Though eighty-five percent of Americans say they will continue to use digital tools to bank after the pandemic, 62% of banking customers still prefer physical branches. How can banks distribute their customer experience so that they are connecting with people in the right moments, in their preferred channel? Up against competition from digital-native neobanks and fintechs, how can traditional banks play to their traditional strengths without losing a step?
Built on online banking foundations, digital and challenger banks had a leg up in a socially-distanced financial environment. Traditional banks, however, bring their own unique strengths to the table. Leveraging brand trust, technology, and physical branches together often results in innovative and attractive offerings.
Consider BofA’s AI chatbot, Erica. The bot initially helped customers perform simple tasks via text or mobile app, such as checking balances, paying bills, and accessing credit report updates. But Erica’s abilities expanded over time. The chatbot now acts as an advanced virtual assistant, using customer data to make personalized recommendations and offer advice. Erica even schedules in-branch appointments for more complex or high-value queries.
Increasingly, this kind of personalized financial service will become a cornerstone of bank branches.
”Branches are still important,” U.S. Bank CEO Andy Cecere insists, “but they’re going to be less of a place where people go for transactions and more for advice and consultation.”

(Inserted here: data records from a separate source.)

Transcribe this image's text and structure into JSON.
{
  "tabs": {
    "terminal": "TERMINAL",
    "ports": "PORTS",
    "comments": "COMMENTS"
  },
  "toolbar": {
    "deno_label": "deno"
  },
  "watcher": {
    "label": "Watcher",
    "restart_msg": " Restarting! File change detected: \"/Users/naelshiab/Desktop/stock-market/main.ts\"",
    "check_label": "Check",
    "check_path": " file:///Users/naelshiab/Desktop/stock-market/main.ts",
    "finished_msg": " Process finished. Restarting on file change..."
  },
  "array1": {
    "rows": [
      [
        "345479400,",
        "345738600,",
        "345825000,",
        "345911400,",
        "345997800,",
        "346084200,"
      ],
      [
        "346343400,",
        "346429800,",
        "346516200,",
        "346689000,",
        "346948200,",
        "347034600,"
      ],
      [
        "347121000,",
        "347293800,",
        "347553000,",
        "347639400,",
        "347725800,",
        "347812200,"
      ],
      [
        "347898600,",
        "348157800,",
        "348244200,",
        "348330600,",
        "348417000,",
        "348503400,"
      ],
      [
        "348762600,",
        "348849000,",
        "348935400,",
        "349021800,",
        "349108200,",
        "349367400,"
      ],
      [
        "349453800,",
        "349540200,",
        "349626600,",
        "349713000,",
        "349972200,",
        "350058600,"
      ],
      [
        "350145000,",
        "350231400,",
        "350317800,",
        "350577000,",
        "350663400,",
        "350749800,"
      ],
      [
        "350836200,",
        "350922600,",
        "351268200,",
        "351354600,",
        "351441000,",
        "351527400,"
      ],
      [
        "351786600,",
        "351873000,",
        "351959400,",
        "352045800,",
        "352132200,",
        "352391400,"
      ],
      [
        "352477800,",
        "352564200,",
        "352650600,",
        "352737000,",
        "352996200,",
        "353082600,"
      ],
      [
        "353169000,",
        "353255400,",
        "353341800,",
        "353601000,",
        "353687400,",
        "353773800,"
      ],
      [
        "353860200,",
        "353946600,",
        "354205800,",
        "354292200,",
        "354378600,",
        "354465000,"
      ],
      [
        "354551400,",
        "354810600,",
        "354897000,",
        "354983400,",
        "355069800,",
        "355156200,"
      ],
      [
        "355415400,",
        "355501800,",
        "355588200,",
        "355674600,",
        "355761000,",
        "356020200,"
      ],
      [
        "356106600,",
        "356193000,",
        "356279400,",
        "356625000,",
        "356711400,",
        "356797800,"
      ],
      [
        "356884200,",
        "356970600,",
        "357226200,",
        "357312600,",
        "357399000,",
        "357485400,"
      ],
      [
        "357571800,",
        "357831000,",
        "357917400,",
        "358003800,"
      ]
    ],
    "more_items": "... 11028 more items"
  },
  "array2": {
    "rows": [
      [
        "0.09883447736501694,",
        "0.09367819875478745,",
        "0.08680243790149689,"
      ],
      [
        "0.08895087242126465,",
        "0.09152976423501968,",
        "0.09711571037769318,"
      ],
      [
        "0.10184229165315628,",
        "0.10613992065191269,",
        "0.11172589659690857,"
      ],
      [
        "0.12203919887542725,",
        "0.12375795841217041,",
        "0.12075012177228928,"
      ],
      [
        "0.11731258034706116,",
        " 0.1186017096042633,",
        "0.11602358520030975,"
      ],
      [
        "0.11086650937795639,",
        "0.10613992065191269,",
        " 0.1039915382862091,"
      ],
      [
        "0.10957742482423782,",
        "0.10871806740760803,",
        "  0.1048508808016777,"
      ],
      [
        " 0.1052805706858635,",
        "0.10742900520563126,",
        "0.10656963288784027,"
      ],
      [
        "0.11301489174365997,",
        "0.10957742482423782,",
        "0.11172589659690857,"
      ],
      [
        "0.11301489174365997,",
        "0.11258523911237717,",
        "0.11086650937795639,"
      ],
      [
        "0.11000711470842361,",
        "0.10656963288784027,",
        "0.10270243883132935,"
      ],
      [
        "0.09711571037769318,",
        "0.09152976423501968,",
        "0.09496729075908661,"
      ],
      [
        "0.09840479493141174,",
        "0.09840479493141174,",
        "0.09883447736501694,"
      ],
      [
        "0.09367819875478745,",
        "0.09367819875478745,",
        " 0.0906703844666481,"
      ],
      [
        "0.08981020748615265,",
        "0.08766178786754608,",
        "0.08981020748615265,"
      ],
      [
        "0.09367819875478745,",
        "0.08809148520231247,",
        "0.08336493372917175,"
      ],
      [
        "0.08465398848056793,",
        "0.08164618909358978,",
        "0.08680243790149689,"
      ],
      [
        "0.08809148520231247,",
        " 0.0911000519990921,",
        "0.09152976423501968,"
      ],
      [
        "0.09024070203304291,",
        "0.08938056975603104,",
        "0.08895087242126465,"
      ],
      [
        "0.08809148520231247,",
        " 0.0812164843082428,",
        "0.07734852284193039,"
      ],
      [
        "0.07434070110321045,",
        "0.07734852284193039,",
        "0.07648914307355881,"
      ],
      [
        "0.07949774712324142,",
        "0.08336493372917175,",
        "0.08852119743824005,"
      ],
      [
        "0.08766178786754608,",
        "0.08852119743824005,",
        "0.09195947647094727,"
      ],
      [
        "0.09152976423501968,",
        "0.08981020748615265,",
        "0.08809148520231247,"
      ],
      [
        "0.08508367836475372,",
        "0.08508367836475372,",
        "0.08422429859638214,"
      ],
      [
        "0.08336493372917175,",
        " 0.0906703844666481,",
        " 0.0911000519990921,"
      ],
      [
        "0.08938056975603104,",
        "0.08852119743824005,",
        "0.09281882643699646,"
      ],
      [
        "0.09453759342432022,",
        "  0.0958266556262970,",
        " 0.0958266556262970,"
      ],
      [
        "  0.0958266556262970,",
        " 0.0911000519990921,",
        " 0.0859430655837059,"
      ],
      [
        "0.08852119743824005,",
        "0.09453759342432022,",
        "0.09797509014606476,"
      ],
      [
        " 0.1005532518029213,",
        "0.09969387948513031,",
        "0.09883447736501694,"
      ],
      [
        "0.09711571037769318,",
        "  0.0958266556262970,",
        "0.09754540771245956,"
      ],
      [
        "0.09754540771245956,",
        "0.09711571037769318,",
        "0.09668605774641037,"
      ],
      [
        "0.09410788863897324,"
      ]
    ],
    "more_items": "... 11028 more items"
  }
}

Perhaps Capital One saw this coming when it began opening its cafés. Capital One’s Cafés are reimagined bank branches that opened to customers and non-customers alike in 2016. They provide coffee, workspaces, free Wi-Fi, and charging stations in addition to ATMs, “bank ambassadors”, and credit card applications. They also offer free one-on-one money coaching and workshops on topics like building savings, checking credit reports, or making a budget.
Without branches or cafés, online-only banks miss out on valuable, trust-building facetime with customers who may want financial advice or consultation. However, to fully leverage physical branches, banks need to supplement them with customer-data-driven systems and processes to provide personalized experiences.
Using AI, banks can now target customer segments more precisely than ever before. Have customers who are paying off debt? Send them a personalized email about an in-branch workshop on debt repayment. Perhaps include an estimate for how soon they can pay it off based on their current income and spending.
Can education and consultations really keep traditional banks competitive? If we take another look at retail, Best Buy certainly paints a hopeful picture. In a bid to differentiate from Amazon, the electronics vendor introduced an advisor program in 2016 for free in-home consultations. By focusing on long-term relationships rather than sales, Best Buy built trust and loyalty that keeps the company healthy today.
Branches are no longer the only place banking happens; they’re just one more channel through which customers interact with their bank. With phone, web, and mobile experiences properly unified, physical branches become one more helpful interface.
To create a seamless experience from various overlapping channels, banks should take a service-design approach, focusing on the tasks a customer is trying to accomplish and highlighting the channel that best helps them get things done.
Check back in with Kunai for more on mapping to the evolving customer journey and how banks can design connected, multi-channel experiences.